[authors: Maria E. Gonzalez Knavel, Lisa M. Noller, R. Michael Scarano Jr., Judith A. Waltz, Torrey K. Young]
On July 26, 2012, the U.S. Department of Health and Human Services (HHS) and the U.S. Attorney General’s Office announced that the federal government is creating a partnership with private payers and other state and private entities to attack health care fraud. Twenty-one organizations and agencies, including HHS, CMS, DOJ, FBI, Blue Cross and Blue Shield Association, Humana, and Wellpoint, have joined the partnership.1

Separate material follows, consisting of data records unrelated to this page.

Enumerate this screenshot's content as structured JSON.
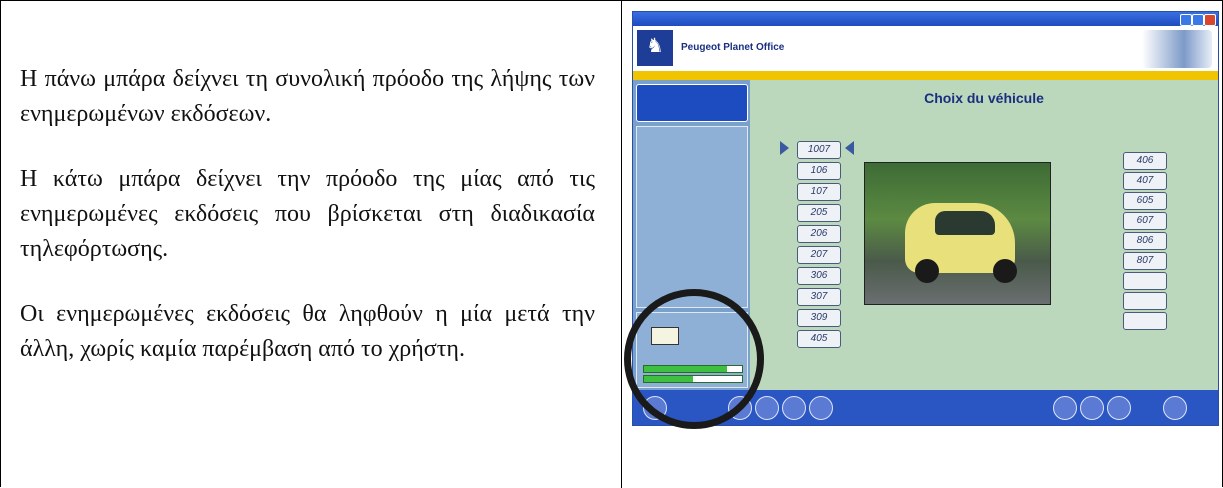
{
  "text_cell": {
    "para1": "Η πάνω μπάρα δείχνει τη συνολική πρόοδο της λήψης των ενημερωμένων εκδόσεων.",
    "para2": "Η κάτω μπάρα δείχνει την πρόοδο της μίας από τις ενημερωμένες εκδόσεις που βρίσκεται στη διαδικασία τηλεφόρτωσης.",
    "para3": "Οι ενημερωμένες εκδόσεις θα ληφθούν η μία μετά την άλλη, χωρίς καμία παρέμβαση από το χρήστη."
  },
  "screenshot": {
    "window_title": "",
    "brand": "Peugeot Planet Office",
    "sidebar_tab": "",
    "main_title": "Choix du véhicule",
    "left_models": [
      "1007",
      "106",
      "107",
      "205",
      "206",
      "207",
      "306",
      "307",
      "309",
      "405"
    ],
    "right_models": [
      "406",
      "407",
      "605",
      "607",
      "806",
      "807",
      "",
      "",
      ""
    ],
    "progress": {
      "overall_fraction": 0.85,
      "current_fraction": 0.5
    },
    "colors": {
      "accent_blue": "#2a56c4",
      "stripe_yellow": "#f0c400",
      "panel_green": "#bcd8bc"
    }
  }
}
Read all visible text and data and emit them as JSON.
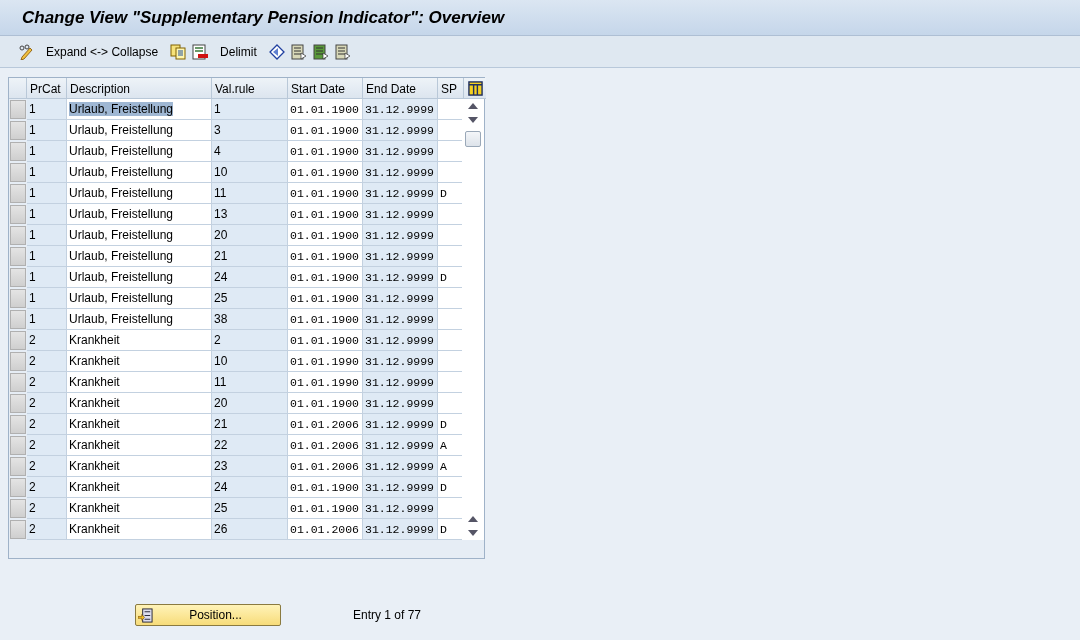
{
  "window": {
    "title": "Change View \"Supplementary Pension Indicator\": Overview"
  },
  "toolbar": [
    {
      "kind": "icon"
    },
    {
      "kind": "text",
      "label": "Expand <-> Collapse"
    },
    {
      "kind": "icon"
    },
    {
      "kind": "icon"
    },
    {
      "kind": "text",
      "label": "Delimit"
    },
    {
      "kind": "icon"
    },
    {
      "kind": "icon"
    },
    {
      "kind": "icon"
    },
    {
      "kind": "icon"
    }
  ],
  "table": {
    "columns": [
      "PrCat",
      "Description",
      "Val.rule",
      "Start Date",
      "End Date",
      "SP"
    ],
    "rows": [
      {
        "prcat": "1",
        "description": "Urlaub, Freistellung",
        "val_rule": "1",
        "start": "01.01.1900",
        "end": "31.12.9999",
        "selected": true
      },
      {
        "prcat": "1",
        "description": "Urlaub, Freistellung",
        "val_rule": "3",
        "start": "01.01.1900",
        "end": "31.12.9999",
        "selected": false
      },
      {
        "prcat": "1",
        "description": "Urlaub, Freistellung",
        "val_rule": "4",
        "start": "01.01.1900",
        "end": "31.12.9999",
        "selected": false
      },
      {
        "prcat": "1",
        "description": "Urlaub, Freistellung",
        "val_rule": "10",
        "start": "01.01.1900",
        "end": "31.12.9999",
        "selected": false
      },
      {
        "prcat": "1",
        "description": "Urlaub, Freistellung",
        "val_rule": "11",
        "start": "01.01.1900",
        "end": "31.12.9999",
        "sp": "D",
        "selected": false
      },
      {
        "prcat": "1",
        "description": "Urlaub, Freistellung",
        "val_rule": "13",
        "start": "01.01.1900",
        "end": "31.12.9999",
        "selected": false
      },
      {
        "prcat": "1",
        "description": "Urlaub, Freistellung",
        "val_rule": "20",
        "start": "01.01.1900",
        "end": "31.12.9999",
        "selected": false
      },
      {
        "prcat": "1",
        "description": "Urlaub, Freistellung",
        "val_rule": "21",
        "start": "01.01.1900",
        "end": "31.12.9999",
        "selected": false
      },
      {
        "prcat": "1",
        "description": "Urlaub, Freistellung",
        "val_rule": "24",
        "start": "01.01.1900",
        "end": "31.12.9999",
        "sp": "D",
        "selected": false
      },
      {
        "prcat": "1",
        "description": "Urlaub, Freistellung",
        "val_rule": "25",
        "start": "01.01.1900",
        "end": "31.12.9999",
        "selected": false
      },
      {
        "prcat": "1",
        "description": "Urlaub, Freistellung",
        "val_rule": "38",
        "start": "01.01.1900",
        "end": "31.12.9999",
        "selected": false
      },
      {
        "prcat": "2",
        "description": "Krankheit",
        "val_rule": "2",
        "start": "01.01.1900",
        "end": "31.12.9999",
        "selected": false
      },
      {
        "prcat": "2",
        "description": "Krankheit",
        "val_rule": "10",
        "start": "01.01.1990",
        "end": "31.12.9999",
        "selected": false
      },
      {
        "prcat": "2",
        "description": "Krankheit",
        "val_rule": "11",
        "start": "01.01.1990",
        "end": "31.12.9999",
        "selected": false
      },
      {
        "prcat": "2",
        "description": "Krankheit",
        "val_rule": "20",
        "start": "01.01.1900",
        "end": "31.12.9999",
        "selected": false
      },
      {
        "prcat": "2",
        "description": "Krankheit",
        "val_rule": "21",
        "start": "01.01.2006",
        "end": "31.12.9999",
        "sp": "D",
        "selected": false
      },
      {
        "prcat": "2",
        "description": "Krankheit",
        "val_rule": "22",
        "start": "01.01.2006",
        "end": "31.12.9999",
        "sp": "A",
        "selected": false
      },
      {
        "prcat": "2",
        "description": "Krankheit",
        "val_rule": "23",
        "start": "01.01.2006",
        "end": "31.12.9999",
        "sp": "A",
        "selected": false
      },
      {
        "prcat": "2",
        "description": "Krankheit",
        "val_rule": "24",
        "start": "01.01.1900",
        "end": "31.12.9999",
        "sp": "D",
        "selected": false
      },
      {
        "prcat": "2",
        "description": "Krankheit",
        "val_rule": "25",
        "start": "01.01.1900",
        "end": "31.12.9999",
        "selected": false
      },
      {
        "prcat": "2",
        "description": "Krankheit",
        "val_rule": "26",
        "start": "01.01.2006",
        "end": "31.12.9999",
        "sp": "D",
        "selected": false
      }
    ]
  },
  "position_button": {
    "label": "Position..."
  },
  "entry_info": "Entry 1 of 77"
}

Partnership members have agreed to the unprecedented step of proactive, pre-case information-sharing about specific schemes, billing codes, and “hot” fraud locations. According to the Coalition Against Insurance Fraud, one of the founding partnership members, participants “will share case leads, evidence, data, and other vital information” to try to prevent fraud and to facilitate False Claims Act lawsuits and criminal prosecutions.2 (The partners also have committed to sharing only “scrubbed” data, to protect patient privacy.) Specific future goals of the partnership include preventing providers from billing two different insurers for the same patient care and predicting health care fraud schemes. The partnership’s working groups are already meeting to structure a work plan, and its board, data analysis committee, and information-sharing committee will meet in September 2012.